Jan 23, 2009 at 11:38 AM
Good article… I have run into the problem a number of times myself – coming prepared and being able to adapt is part of the lesson we teach for success on the field. I always carry the following to practice in my team bag:
• A set of throw down rubber bases
• Two “Hitting Disks” I bought at the ABC baseball camps
• A bag of whiffle balls
• A dozen baseballs
• Several bats
• Velocity Socks (for the NPA towel Drill for pitchers)
• Fold-up pitching target/net
• Catchers mitt with a Glove Radar
• Several orange safety cones (in my car)
Using my bag of goodies and a little creativity, the players are able to work all the core skills they need to hone.

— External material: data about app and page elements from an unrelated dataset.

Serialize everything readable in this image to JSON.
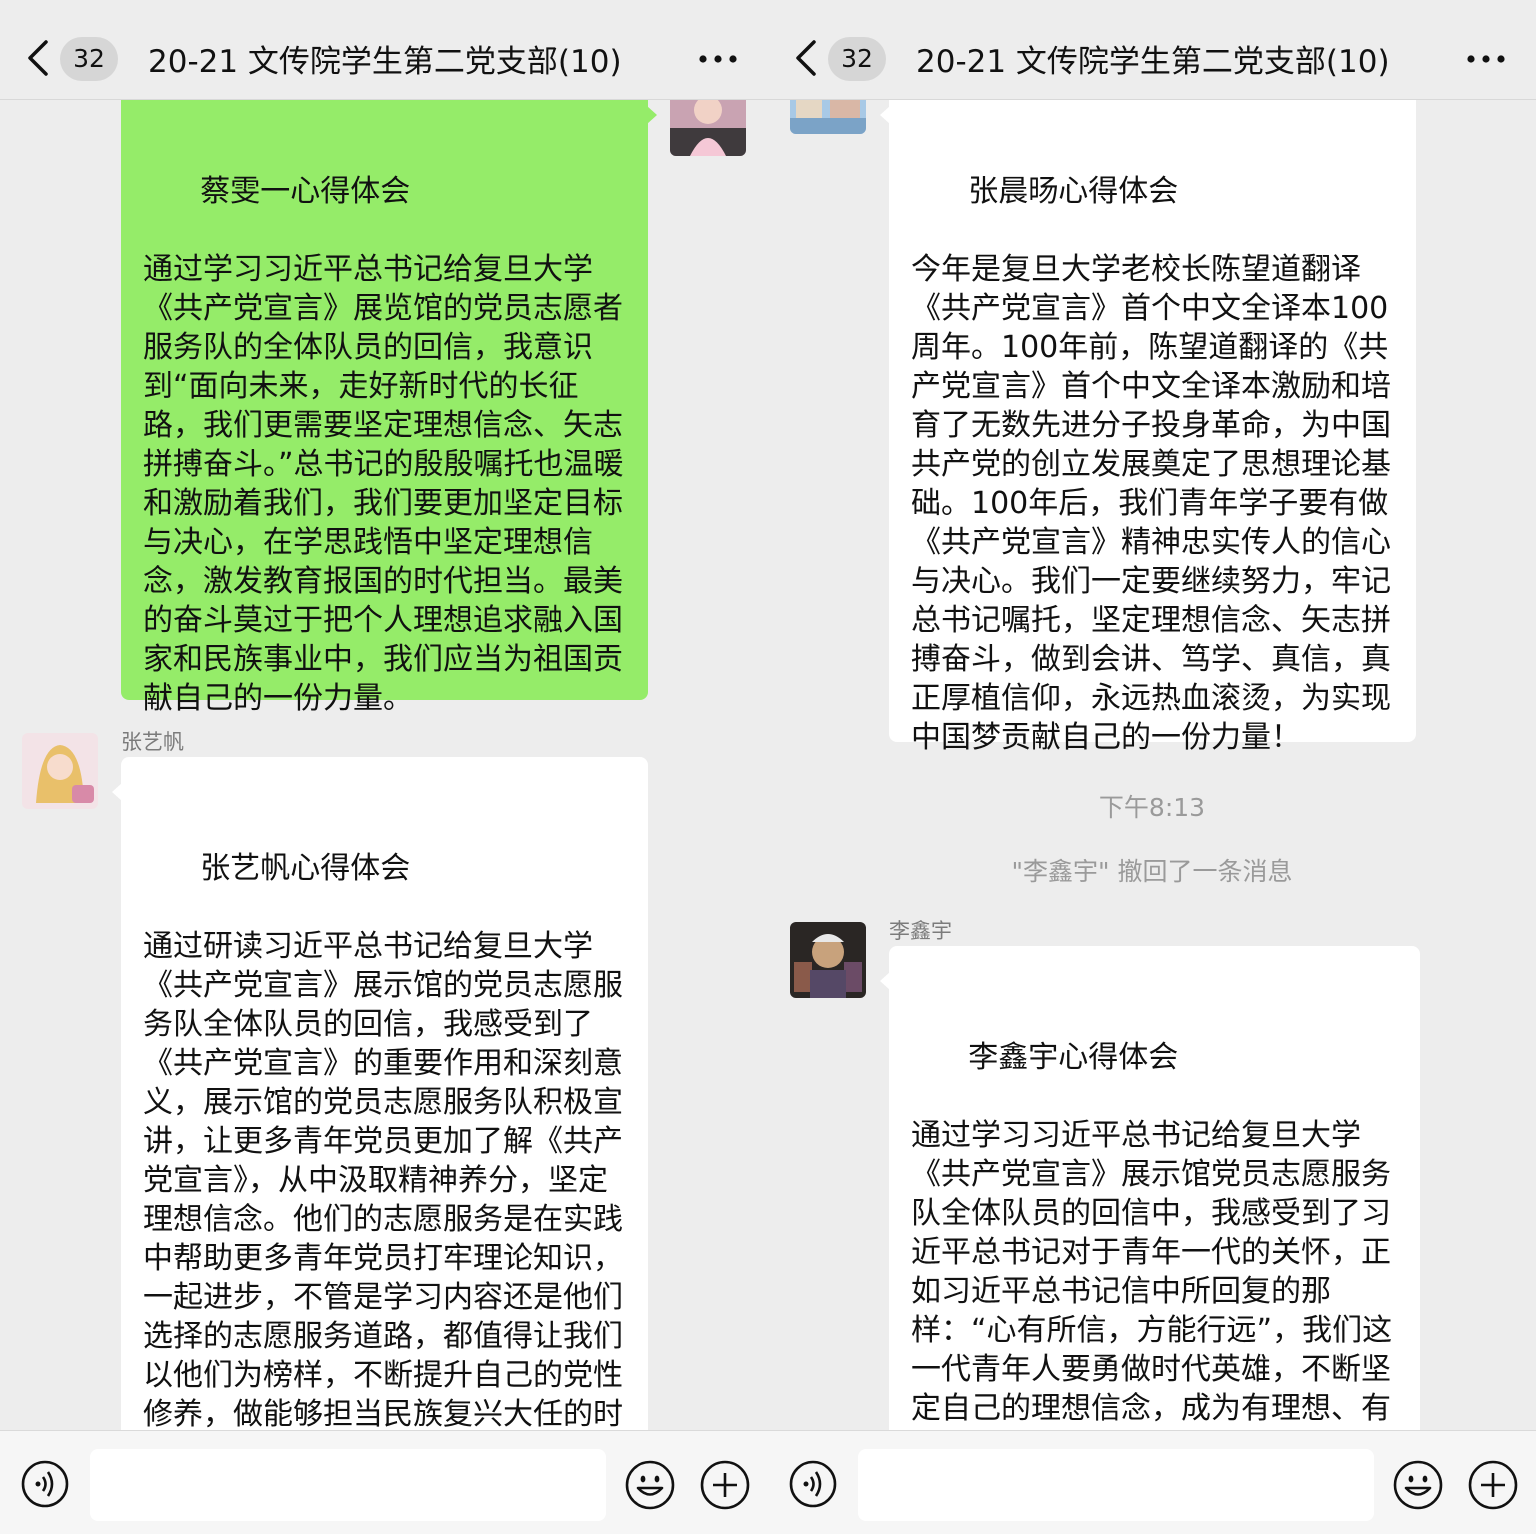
{
  "left": {
    "header": {
      "badge": "32",
      "title": "20-21 文传院学生第二党支部(10)"
    },
    "messages": {
      "self_message": "蔡雯一心得体会\n\n通过学习习近平总书记给复旦大学《共产党宣言》展览馆的党员志愿者服务队的全体队员的回信，我意识到“面向未来，走好新时代的长征路，我们更需要坚定理想信念、矢志拼搏奋斗。”总书记的殷殷嘱托也温暖和激励着我们，我们要更加坚定目标与决心，在学思践悟中坚定理想信念，激发教育报国的时代担当。最美的奋斗莫过于把个人理想追求融入国家和民族事业中，我们应当为祖国贡献自己的一份力量。",
      "sender_name": "张艺帆",
      "received_message": "张艺帆心得体会\n\n通过研读习近平总书记给复旦大学《共产党宣言》展示馆的党员志愿服务队全体队员的回信，我感受到了《共产党宣言》的重要作用和深刻意义，展示馆的党员志愿服务队积极宣讲，让更多青年党员更加了解《共产党宣言》，从中汲取精神养分，坚定理想信念。他们的志愿服务是在实践中帮助更多青年党员打牢理论知识，一起进步，不管是学习内容还是他们选择的志愿服务道路，都值得让我们以他们为榜样，不断提升自己的党性修养，做能够担当民族复兴大任的时代新人。"
    }
  },
  "right": {
    "header": {
      "badge": "32",
      "title": "20-21 文传院学生第二党支部(10)"
    },
    "messages": {
      "top_message": "张晨旸心得体会\n\n今年是复旦大学老校长陈望道翻译《共产党宣言》首个中文全译本100周年。100年前，陈望道翻译的《共产党宣言》首个中文全译本激励和培育了无数先进分子投身革命，为中国共产党的创立发展奠定了思想理论基础。100年后，我们青年学子要有做《共产党宣言》精神忠实传人的信心与决心。我们一定要继续努力，牢记总书记嘱托，坚定理想信念、矢志拼搏奋斗，做到会讲、笃学、真信，真正厚植信仰，永远热血滚烫，为实现中国梦贡献自己的一份力量！",
      "time": "下午8:13",
      "recall_notice": "\"李鑫宇\" 撤回了一条消息",
      "sender_name": "李鑫宇",
      "received_message": "李鑫宇心得体会\n\n通过学习习近平总书记给复旦大学《共产党宣言》展示馆党员志愿服务队全体队员的回信中，我感受到了习近平总书记对于青年一代的关怀，正如习近平总书记信中所回复的那样：“心有所信，方能行远”，我们这一代青年人要勇做时代英雄，不断坚定自己的理想信念，成为有理想、有本领、有担当的一代。"
    }
  },
  "colors": {
    "self_bubble": "#95ec69",
    "other_bubble": "#ffffff",
    "background": "#ededed"
  },
  "icons": [
    "back-arrow-icon",
    "more-icon",
    "voice-icon",
    "emoji-icon",
    "plus-icon"
  ]
}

So, with the field or without it, practice goes off without a hitch…players learn, stay active, and enjoy the practice.